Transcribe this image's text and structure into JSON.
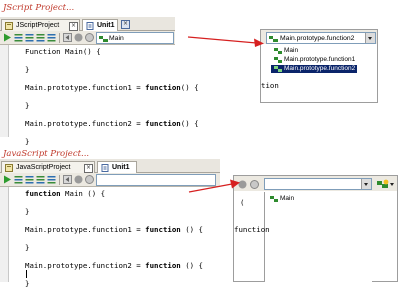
{
  "captions": {
    "top": "JScript Project...",
    "bottom": "JavaScript Project..."
  },
  "top_editor": {
    "tabs": [
      {
        "label": "JScriptProject",
        "active": false
      },
      {
        "label": "Unit1",
        "active": true
      }
    ],
    "toolbar": {
      "selector_value": "Main"
    },
    "code_lines": [
      [
        "Function Main() {",
        ""
      ],
      [
        "",
        ""
      ],
      [
        "}",
        ""
      ],
      [
        "",
        ""
      ],
      [
        "Main.prototype.function1 = ",
        "function",
        "() {"
      ],
      [
        "",
        ""
      ],
      [
        "}",
        ""
      ],
      [
        "",
        ""
      ],
      [
        "Main.prototype.function2 = ",
        "function",
        "() {"
      ],
      [
        "",
        ""
      ],
      [
        "}",
        ""
      ]
    ]
  },
  "top_popup": {
    "selected_value": "Main.prototype.function2",
    "items": [
      {
        "label": "Main",
        "selected": false
      },
      {
        "label": "Main.prototype.function1",
        "selected": false
      },
      {
        "label": "Main.prototype.function2",
        "selected": true
      }
    ],
    "background_fragment": "tion"
  },
  "bottom_editor": {
    "tabs": [
      {
        "label": "JavaScriptProject",
        "active": false
      },
      {
        "label": "Unit1",
        "active": true
      }
    ],
    "code_lines": [
      [
        "function",
        " Main () {"
      ],
      [
        "",
        ""
      ],
      [
        "}",
        ""
      ],
      [
        "",
        ""
      ],
      [
        "Main.prototype.function1 = ",
        "function",
        " () {"
      ],
      [
        "",
        ""
      ],
      [
        "}",
        ""
      ],
      [
        "",
        ""
      ],
      [
        "Main.prototype.function2 = ",
        "function",
        " () {"
      ],
      [
        "",
        ""
      ],
      [
        "}",
        ""
      ]
    ]
  },
  "bottom_popup": {
    "selected_value": "",
    "items": [
      {
        "label": "Main",
        "selected": false
      }
    ],
    "background_fragments": [
      "(",
      "",
      "function",
      "",
      ""
    ]
  },
  "colors": {
    "caption": "#c0392b",
    "arrow": "#d62020",
    "selection": "#0a246a",
    "method_icon": "#2e8b2e"
  }
}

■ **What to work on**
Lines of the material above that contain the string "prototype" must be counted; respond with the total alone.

■ **Response**
7